- [TASK OBJECTIVE]: Every record here should be printed again exactly.

- [PROVIDED ENTRIES]:

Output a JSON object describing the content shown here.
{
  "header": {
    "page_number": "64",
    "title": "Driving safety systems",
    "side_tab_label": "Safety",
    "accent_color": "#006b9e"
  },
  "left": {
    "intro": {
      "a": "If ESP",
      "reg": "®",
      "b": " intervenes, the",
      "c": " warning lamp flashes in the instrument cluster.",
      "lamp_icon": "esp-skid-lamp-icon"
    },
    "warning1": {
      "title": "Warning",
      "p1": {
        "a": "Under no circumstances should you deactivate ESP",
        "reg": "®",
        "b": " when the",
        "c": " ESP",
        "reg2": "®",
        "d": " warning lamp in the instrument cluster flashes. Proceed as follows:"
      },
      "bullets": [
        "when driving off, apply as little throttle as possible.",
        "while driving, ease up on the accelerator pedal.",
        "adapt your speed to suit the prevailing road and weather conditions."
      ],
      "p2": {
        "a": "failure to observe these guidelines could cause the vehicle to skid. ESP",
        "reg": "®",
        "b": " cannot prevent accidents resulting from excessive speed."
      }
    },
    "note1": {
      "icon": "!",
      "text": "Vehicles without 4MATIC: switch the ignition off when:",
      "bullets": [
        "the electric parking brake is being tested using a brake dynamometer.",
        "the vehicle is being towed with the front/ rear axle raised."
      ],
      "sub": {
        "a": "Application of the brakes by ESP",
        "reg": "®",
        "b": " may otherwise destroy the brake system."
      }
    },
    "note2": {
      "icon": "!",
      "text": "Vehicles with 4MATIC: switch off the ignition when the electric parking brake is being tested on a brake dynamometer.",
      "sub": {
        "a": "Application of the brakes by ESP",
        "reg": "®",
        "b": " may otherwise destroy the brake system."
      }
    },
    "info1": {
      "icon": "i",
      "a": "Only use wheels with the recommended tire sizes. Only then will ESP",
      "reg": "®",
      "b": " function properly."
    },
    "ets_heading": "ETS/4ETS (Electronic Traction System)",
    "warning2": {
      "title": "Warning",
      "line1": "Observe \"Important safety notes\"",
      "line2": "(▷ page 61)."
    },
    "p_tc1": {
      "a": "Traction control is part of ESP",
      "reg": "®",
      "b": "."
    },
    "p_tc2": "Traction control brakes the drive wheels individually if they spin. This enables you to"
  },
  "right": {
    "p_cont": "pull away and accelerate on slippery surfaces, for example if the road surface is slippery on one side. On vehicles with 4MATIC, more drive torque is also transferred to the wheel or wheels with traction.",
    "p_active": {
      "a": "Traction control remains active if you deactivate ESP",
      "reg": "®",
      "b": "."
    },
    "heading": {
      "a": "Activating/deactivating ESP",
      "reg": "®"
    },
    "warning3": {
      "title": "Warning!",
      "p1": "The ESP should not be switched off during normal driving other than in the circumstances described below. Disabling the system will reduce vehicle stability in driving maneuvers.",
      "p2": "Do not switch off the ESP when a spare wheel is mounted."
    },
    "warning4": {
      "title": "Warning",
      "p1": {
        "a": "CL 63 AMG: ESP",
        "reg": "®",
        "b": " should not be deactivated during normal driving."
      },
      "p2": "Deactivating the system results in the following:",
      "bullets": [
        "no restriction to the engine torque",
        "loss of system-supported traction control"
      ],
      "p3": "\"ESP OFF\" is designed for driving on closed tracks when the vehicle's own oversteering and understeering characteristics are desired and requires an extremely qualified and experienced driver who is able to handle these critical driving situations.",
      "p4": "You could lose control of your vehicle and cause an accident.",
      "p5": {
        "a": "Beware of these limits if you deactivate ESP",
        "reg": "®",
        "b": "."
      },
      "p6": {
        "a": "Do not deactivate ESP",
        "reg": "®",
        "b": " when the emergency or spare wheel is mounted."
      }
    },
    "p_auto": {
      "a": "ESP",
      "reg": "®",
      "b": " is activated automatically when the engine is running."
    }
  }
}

- [ANSWER SPACE]:
Output a JSON object describing the content shown here.
{
  "header": {
    "page_number": "64",
    "title": "Driving safety systems",
    "side_tab_label": "Safety",
    "accent_color": "#006b9e"
  },
  "left": {
    "intro": {
      "a": "If ESP",
      "reg": "®",
      "b": " intervenes, the",
      "c": " warning lamp flashes in the instrument cluster.",
      "lamp_icon": "esp-skid-lamp-icon"
    },
    "warning1": {
      "title": "Warning",
      "p1": {
        "a": "Under no circumstances should you deactivate ESP",
        "reg": "®",
        "b": " when the",
        "c": " ESP",
        "reg2": "®",
        "d": " warning lamp in the instrument cluster flashes. Proceed as follows:"
      },
      "bullets": [
        "when driving off, apply as little throttle as possible.",
        "while driving, ease up on the accelerator pedal.",
        "adapt your speed to suit the prevailing road and weather conditions."
      ],
      "p2": {
        "a": "failure to observe these guidelines could cause the vehicle to skid. ESP",
        "reg": "®",
        "b": " cannot prevent accidents resulting from excessive speed."
      }
    },
    "note1": {
      "icon": "!",
      "text": "Vehicles without 4MATIC: switch the ignition off when:",
      "bullets": [
        "the electric parking brake is being tested using a brake dynamometer.",
        "the vehicle is being towed with the front/ rear axle raised."
      ],
      "sub": {
        "a": "Application of the brakes by ESP",
        "reg": "®",
        "b": " may otherwise destroy the brake system."
      }
    },
    "note2": {
      "icon": "!",
      "text": "Vehicles with 4MATIC: switch off the ignition when the electric parking brake is being tested on a brake dynamometer.",
      "sub": {
        "a": "Application of the brakes by ESP",
        "reg": "®",
        "b": " may otherwise destroy the brake system."
      }
    },
    "info1": {
      "icon": "i",
      "a": "Only use wheels with the recommended tire sizes. Only then will ESP",
      "reg": "®",
      "b": " function properly."
    },
    "ets_heading": "ETS/4ETS (Electronic Traction System)",
    "warning2": {
      "title": "Warning",
      "line1": "Observe \"Important safety notes\"",
      "line2": "(▷ page 61)."
    },
    "p_tc1": {
      "a": "Traction control is part of ESP",
      "reg": "®",
      "b": "."
    },
    "p_tc2": "Traction control brakes the drive wheels individually if they spin. This enables you to"
  },
  "right": {
    "p_cont": "pull away and accelerate on slippery surfaces, for example if the road surface is slippery on one side. On vehicles with 4MATIC, more drive torque is also transferred to the wheel or wheels with traction.",
    "p_active": {
      "a": "Traction control remains active if you deactivate ESP",
      "reg": "®",
      "b": "."
    },
    "heading": {
      "a": "Activating/deactivating ESP",
      "reg": "®"
    },
    "warning3": {
      "title": "Warning!",
      "p1": "The ESP should not be switched off during normal driving other than in the circumstances described below. Disabling the system will reduce vehicle stability in driving maneuvers.",
      "p2": "Do not switch off the ESP when a spare wheel is mounted."
    },
    "warning4": {
      "title": "Warning",
      "p1": {
        "a": "CL 63 AMG: ESP",
        "reg": "®",
        "b": " should not be deactivated during normal driving."
      },
      "p2": "Deactivating the system results in the following:",
      "bullets": [
        "no restriction to the engine torque",
        "loss of system-supported traction control"
      ],
      "p3": "\"ESP OFF\" is designed for driving on closed tracks when the vehicle's own oversteering and understeering characteristics are desired and requires an extremely qualified and experienced driver who is able to handle these critical driving situations.",
      "p4": "You could lose control of your vehicle and cause an accident.",
      "p5": {
        "a": "Beware of these limits if you deactivate ESP",
        "reg": "®",
        "b": "."
      },
      "p6": {
        "a": "Do not deactivate ESP",
        "reg": "®",
        "b": " when the emergency or spare wheel is mounted."
      }
    },
    "p_auto": {
      "a": "ESP",
      "reg": "®",
      "b": " is activated automatically when the engine is running."
    }
  }
}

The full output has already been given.